* Your objective: Return the records below word for word.
============================================================
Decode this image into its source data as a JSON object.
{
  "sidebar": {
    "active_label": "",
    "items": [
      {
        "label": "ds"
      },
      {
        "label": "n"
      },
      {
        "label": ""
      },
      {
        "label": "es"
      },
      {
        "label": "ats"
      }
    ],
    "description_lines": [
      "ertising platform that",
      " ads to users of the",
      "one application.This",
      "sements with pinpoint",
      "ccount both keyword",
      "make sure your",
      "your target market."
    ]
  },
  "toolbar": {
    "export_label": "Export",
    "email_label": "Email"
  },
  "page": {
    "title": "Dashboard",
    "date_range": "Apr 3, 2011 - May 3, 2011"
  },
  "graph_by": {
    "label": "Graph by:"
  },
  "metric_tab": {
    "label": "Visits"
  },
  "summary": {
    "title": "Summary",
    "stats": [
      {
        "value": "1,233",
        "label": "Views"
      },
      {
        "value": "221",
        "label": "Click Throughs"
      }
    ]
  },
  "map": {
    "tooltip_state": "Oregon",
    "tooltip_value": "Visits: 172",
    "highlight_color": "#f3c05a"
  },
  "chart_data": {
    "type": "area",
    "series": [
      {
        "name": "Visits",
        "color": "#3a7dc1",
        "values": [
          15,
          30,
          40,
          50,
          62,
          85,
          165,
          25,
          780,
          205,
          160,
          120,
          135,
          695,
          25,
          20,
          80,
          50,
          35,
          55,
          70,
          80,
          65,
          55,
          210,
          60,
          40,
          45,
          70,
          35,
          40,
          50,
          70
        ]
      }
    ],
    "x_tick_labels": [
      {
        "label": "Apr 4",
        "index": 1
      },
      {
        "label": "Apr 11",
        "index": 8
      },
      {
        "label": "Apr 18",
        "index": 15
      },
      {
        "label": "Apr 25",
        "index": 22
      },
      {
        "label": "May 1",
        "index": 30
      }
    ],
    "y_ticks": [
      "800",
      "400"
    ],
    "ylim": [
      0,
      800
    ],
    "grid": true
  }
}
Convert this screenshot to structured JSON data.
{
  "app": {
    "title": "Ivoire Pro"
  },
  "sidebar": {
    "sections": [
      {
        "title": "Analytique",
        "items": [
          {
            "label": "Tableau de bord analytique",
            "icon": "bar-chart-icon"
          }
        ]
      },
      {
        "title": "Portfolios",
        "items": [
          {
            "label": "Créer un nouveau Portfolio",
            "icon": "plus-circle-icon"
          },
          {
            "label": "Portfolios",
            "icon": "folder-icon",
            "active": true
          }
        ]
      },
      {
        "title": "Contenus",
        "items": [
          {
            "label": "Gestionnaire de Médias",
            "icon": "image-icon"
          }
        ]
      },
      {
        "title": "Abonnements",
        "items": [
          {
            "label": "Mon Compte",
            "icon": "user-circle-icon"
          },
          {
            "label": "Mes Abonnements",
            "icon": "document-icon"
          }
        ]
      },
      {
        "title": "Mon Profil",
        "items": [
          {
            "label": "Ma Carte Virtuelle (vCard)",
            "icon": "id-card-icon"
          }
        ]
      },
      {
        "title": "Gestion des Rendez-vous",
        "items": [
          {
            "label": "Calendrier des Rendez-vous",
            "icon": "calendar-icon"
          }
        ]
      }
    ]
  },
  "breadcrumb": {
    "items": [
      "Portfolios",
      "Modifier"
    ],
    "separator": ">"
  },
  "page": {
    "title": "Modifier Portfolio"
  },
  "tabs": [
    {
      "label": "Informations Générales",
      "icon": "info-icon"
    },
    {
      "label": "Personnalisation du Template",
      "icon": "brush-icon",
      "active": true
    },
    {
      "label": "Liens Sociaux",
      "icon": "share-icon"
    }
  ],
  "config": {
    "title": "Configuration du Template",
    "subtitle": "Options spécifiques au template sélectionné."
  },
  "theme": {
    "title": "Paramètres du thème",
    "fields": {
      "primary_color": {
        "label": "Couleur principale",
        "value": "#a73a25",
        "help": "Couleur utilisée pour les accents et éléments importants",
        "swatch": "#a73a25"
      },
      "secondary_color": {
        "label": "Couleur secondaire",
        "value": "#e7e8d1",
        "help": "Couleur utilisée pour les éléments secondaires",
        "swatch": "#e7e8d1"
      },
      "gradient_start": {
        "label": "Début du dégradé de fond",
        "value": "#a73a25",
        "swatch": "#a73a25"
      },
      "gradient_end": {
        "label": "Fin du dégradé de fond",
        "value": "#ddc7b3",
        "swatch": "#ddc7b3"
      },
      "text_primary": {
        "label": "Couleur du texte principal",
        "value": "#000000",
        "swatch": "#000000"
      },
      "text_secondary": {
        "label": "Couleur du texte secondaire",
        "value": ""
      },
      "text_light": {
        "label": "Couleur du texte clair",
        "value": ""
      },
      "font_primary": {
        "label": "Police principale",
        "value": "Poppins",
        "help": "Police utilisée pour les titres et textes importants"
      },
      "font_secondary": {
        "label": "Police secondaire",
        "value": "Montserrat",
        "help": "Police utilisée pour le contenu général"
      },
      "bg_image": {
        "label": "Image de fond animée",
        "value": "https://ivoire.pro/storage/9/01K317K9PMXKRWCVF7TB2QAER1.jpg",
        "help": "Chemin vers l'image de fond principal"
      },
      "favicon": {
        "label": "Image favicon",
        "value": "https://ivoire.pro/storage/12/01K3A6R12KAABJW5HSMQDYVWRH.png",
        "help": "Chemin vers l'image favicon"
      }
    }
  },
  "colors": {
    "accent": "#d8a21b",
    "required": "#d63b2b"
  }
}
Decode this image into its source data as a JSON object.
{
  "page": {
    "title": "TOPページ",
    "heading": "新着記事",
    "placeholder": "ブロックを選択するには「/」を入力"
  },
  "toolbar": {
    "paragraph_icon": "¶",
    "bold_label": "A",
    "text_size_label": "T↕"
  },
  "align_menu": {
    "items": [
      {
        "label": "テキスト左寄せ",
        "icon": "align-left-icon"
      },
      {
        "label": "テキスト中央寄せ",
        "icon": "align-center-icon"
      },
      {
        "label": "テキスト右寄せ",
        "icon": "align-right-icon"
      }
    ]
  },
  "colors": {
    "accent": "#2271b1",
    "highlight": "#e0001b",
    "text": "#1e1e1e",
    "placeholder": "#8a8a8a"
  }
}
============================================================
* Response:
Decode this image into its source data as a JSON object.
{
  "sidebar": {
    "active_label": "",
    "items": [
      {
        "label": "ds"
      },
      {
        "label": "n"
      },
      {
        "label": ""
      },
      {
        "label": "es"
      },
      {
        "label": "ats"
      }
    ],
    "description_lines": [
      "ertising platform that",
      " ads to users of the",
      "one application.This",
      "sements with pinpoint",
      "ccount both keyword",
      "make sure your",
      "your target market."
    ]
  },
  "toolbar": {
    "export_label": "Export",
    "email_label": "Email"
  },
  "page": {
    "title": "Dashboard",
    "date_range": "Apr 3, 2011 - May 3, 2011"
  },
  "graph_by": {
    "label": "Graph by:"
  },
  "metric_tab": {
    "label": "Visits"
  },
  "summary": {
    "title": "Summary",
    "stats": [
      {
        "value": "1,233",
        "label": "Views"
      },
      {
        "value": "221",
        "label": "Click Throughs"
      }
    ]
  },
  "map": {
    "tooltip_state": "Oregon",
    "tooltip_value": "Visits: 172",
    "highlight_color": "#f3c05a"
  },
  "chart_data": {
    "type": "area",
    "series": [
      {
        "name": "Visits",
        "color": "#3a7dc1",
        "values": [
          15,
          30,
          40,
          50,
          62,
          85,
          165,
          25,
          780,
          205,
          160,
          120,
          135,
          695,
          25,
          20,
          80,
          50,
          35,
          55,
          70,
          80,
          65,
          55,
          210,
          60,
          40,
          45,
          70,
          35,
          40,
          50,
          70
        ]
      }
    ],
    "x_tick_labels": [
      {
        "label": "Apr 4",
        "index": 1
      },
      {
        "label": "Apr 11",
        "index": 8
      },
      {
        "label": "Apr 18",
        "index": 15
      },
      {
        "label": "Apr 25",
        "index": 22
      },
      {
        "label": "May 1",
        "index": 30
      }
    ],
    "y_ticks": [
      "800",
      "400"
    ],
    "ylim": [
      0,
      800
    ],
    "grid": true
  }
}
Convert this screenshot to structured JSON data.
{
  "app": {
    "title": "Ivoire Pro"
  },
  "sidebar": {
    "sections": [
      {
        "title": "Analytique",
        "items": [
          {
            "label": "Tableau de bord analytique",
            "icon": "bar-chart-icon"
          }
        ]
      },
      {
        "title": "Portfolios",
        "items": [
          {
            "label": "Créer un nouveau Portfolio",
            "icon": "plus-circle-icon"
          },
          {
            "label": "Portfolios",
            "icon": "folder-icon",
            "active": true
          }
        ]
      },
      {
        "title": "Contenus",
        "items": [
          {
            "label": "Gestionnaire de Médias",
            "icon": "image-icon"
          }
        ]
      },
      {
        "title": "Abonnements",
        "items": [
          {
            "label": "Mon Compte",
            "icon": "user-circle-icon"
          },
          {
            "label": "Mes Abonnements",
            "icon": "document-icon"
          }
        ]
      },
      {
        "title": "Mon Profil",
        "items": [
          {
            "label": "Ma Carte Virtuelle (vCard)",
            "icon": "id-card-icon"
          }
        ]
      },
      {
        "title": "Gestion des Rendez-vous",
        "items": [
          {
            "label": "Calendrier des Rendez-vous",
            "icon": "calendar-icon"
          }
        ]
      }
    ]
  },
  "breadcrumb": {
    "items": [
      "Portfolios",
      "Modifier"
    ],
    "separator": ">"
  },
  "page": {
    "title": "Modifier Portfolio"
  },
  "tabs": [
    {
      "label": "Informations Générales",
      "icon": "info-icon"
    },
    {
      "label": "Personnalisation du Template",
      "icon": "brush-icon",
      "active": true
    },
    {
      "label": "Liens Sociaux",
      "icon": "share-icon"
    }
  ],
  "config": {
    "title": "Configuration du Template",
    "subtitle": "Options spécifiques au template sélectionné."
  },
  "theme": {
    "title": "Paramètres du thème",
    "fields": {
      "primary_color": {
        "label": "Couleur principale",
        "value": "#a73a25",
        "help": "Couleur utilisée pour les accents et éléments importants",
        "swatch": "#a73a25"
      },
      "secondary_color": {
        "label": "Couleur secondaire",
        "value": "#e7e8d1",
        "help": "Couleur utilisée pour les éléments secondaires",
        "swatch": "#e7e8d1"
      },
      "gradient_start": {
        "label": "Début du dégradé de fond",
        "value": "#a73a25",
        "swatch": "#a73a25"
      },
      "gradient_end": {
        "label": "Fin du dégradé de fond",
        "value": "#ddc7b3",
        "swatch": "#ddc7b3"
      },
      "text_primary": {
        "label": "Couleur du texte principal",
        "value": "#000000",
        "swatch": "#000000"
      },
      "text_secondary": {
        "label": "Couleur du texte secondaire",
        "value": ""
      },
      "text_light": {
        "label": "Couleur du texte clair",
        "value": ""
      },
      "font_primary": {
        "label": "Police principale",
        "value": "Poppins",
        "help": "Police utilisée pour les titres et textes importants"
      },
      "font_secondary": {
        "label": "Police secondaire",
        "value": "Montserrat",
        "help": "Police utilisée pour le contenu général"
      },
      "bg_image": {
        "label": "Image de fond animée",
        "value": "https://ivoire.pro/storage/9/01K317K9PMXKRWCVF7TB2QAER1.jpg",
        "help": "Chemin vers l'image de fond principal"
      },
      "favicon": {
        "label": "Image favicon",
        "value": "https://ivoire.pro/storage/12/01K3A6R12KAABJW5HSMQDYVWRH.png",
        "help": "Chemin vers l'image favicon"
      }
    }
  },
  "colors": {
    "accent": "#d8a21b",
    "required": "#d63b2b"
  }
}
Decode this image into its source data as a JSON object.
{
  "page": {
    "title": "TOPページ",
    "heading": "新着記事",
    "placeholder": "ブロックを選択するには「/」を入力"
  },
  "toolbar": {
    "paragraph_icon": "¶",
    "bold_label": "A",
    "text_size_label": "T↕"
  },
  "align_menu": {
    "items": [
      {
        "label": "テキスト左寄せ",
        "icon": "align-left-icon"
      },
      {
        "label": "テキスト中央寄せ",
        "icon": "align-center-icon"
      },
      {
        "label": "テキスト右寄せ",
        "icon": "align-right-icon"
      }
    ]
  },
  "colors": {
    "accent": "#2271b1",
    "highlight": "#e0001b",
    "text": "#1e1e1e",
    "placeholder": "#8a8a8a"
  }
}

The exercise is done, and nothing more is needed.